Beyond coming up with an idea for a Windows Phone or Windows 8 app, the Metro interface encourages a visual design approach for apps that reflects the OS. Design of a great-looking app is non-trivial, and while the majority of apps are created by someone with programming skills, most programmers do not have formal design training, and so there is often a lot of room for improvement when it comes to the appearance and functionality of the User Interface.
Microsoft’s Metro UI strives to excel in ease of use and intuitiveness. Apps built for Metro devices (re: Zune player, Windows Phone and forthcoming Windows 8) should mirror the Metro design principles manifested in OS. People who have used a Metro device generally agree it is a nice interface, few have the skills to recognize why (me included) without some coaching. While downloading Visual Studio 2011 beta today, I noticed some nice Metro documentation on MSDN, and thought I would share (think copy/paste) some of what I found:

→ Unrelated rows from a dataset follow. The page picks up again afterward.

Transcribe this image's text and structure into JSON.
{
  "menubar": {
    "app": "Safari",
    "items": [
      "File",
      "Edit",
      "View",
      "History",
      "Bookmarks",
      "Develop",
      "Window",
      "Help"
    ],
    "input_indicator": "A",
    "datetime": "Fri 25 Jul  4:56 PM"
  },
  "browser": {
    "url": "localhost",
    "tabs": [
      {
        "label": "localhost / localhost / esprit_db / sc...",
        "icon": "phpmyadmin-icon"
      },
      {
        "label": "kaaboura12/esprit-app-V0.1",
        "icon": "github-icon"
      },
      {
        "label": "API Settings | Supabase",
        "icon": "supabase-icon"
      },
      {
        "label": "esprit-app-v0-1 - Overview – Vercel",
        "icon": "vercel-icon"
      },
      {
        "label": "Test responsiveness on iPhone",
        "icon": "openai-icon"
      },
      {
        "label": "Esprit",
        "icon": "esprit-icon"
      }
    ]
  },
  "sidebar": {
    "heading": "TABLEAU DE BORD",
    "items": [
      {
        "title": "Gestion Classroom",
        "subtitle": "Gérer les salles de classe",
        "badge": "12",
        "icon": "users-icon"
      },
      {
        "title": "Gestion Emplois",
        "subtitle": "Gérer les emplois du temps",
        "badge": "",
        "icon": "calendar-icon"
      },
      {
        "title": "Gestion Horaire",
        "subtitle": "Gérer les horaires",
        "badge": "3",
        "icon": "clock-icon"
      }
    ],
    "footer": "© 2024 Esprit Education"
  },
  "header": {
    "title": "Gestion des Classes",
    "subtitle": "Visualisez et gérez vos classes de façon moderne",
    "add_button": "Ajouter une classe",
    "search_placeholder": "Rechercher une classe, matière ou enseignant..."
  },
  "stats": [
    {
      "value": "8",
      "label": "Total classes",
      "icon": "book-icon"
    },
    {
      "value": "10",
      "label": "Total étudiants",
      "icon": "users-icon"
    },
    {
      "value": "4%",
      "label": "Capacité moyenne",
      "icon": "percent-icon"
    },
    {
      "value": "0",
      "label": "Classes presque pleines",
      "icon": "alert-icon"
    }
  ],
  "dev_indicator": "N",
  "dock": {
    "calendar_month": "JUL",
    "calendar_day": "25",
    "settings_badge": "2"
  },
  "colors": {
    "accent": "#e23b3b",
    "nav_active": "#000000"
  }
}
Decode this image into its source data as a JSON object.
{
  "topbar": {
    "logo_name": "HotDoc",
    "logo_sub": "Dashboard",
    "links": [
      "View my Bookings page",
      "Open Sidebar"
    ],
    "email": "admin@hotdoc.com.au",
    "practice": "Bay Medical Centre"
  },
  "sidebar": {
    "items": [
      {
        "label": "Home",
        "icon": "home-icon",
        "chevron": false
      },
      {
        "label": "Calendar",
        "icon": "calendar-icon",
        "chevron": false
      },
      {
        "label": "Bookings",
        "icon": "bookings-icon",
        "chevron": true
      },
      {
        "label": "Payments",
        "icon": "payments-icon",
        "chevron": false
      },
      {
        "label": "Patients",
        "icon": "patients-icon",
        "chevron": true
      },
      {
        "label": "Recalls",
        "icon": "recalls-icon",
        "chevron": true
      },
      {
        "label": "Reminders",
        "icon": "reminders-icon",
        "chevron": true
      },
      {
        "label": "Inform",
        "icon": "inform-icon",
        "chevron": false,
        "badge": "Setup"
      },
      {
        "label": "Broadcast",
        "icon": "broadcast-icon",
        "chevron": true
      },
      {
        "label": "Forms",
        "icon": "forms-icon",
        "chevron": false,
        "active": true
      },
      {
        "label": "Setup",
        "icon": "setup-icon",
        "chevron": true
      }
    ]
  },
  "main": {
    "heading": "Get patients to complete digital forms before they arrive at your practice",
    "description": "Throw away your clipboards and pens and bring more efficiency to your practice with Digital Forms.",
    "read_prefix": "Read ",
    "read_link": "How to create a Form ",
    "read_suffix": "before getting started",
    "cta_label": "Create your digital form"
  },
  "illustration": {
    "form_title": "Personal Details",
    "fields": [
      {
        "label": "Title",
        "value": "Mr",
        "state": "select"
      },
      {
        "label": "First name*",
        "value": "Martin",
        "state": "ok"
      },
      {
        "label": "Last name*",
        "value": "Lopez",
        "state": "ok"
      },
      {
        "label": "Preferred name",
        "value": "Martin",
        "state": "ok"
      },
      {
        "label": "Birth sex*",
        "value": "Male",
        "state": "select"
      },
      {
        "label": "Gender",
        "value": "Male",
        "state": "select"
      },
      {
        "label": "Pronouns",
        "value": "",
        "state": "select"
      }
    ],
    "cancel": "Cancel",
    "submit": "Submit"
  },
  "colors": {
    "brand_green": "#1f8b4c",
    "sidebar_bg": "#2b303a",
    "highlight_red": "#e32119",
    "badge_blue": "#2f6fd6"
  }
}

Metro style design has a set of five guiding principles to help you make the best choices when designing your app. These principles are the foundation for building great Metro style apps. Consider these principles as you plan your app, and always ensure your design and development choices live up to these principles.
Devote time and energy to small things that are seen often by many of your users, and engineer the experience to be complete and polished at every stage.
Let people interact directly with content, and respond to actions quickly with matching energy. Bring life to the experience by creating a sense of continuity and telling a story through meaningful use of motion.
Take full advantage of the digital medium. Remove physical boundaries to create experiences that are more efficient and effortless than reality. Being authentically digital means embracing the fact that apps are pixels on a screen and designing with colors and images that go beyond the limits of the real world.
You can do more with less by reducing your design to its essence, and solving for distractions, not discoverability. Create a clean and purposeful experience by leaving only the most relevant elements on screen so people can be immersed in the content.
Desktop browsers have quite a lot of chrome (menus, options, status bars, and so on) that is only sometimes useful. Typically, however, users open a browser to see a webpage, not to interact with the browser. Moving commands off the browser chrome and into the app bar or into charms helps users focus on what they care about.
Work with other apps, devices, and the system to complete scenarios for people, like picking content from one app and sharing it with another. Take advantage of what people already know, like standard touch gestures and charms, to provide a sense of familiarity, control, and confidence.
Following these five Metro style design principles will help you make the best choices when designing your app.
Randy Twitter: @RandyGuthrie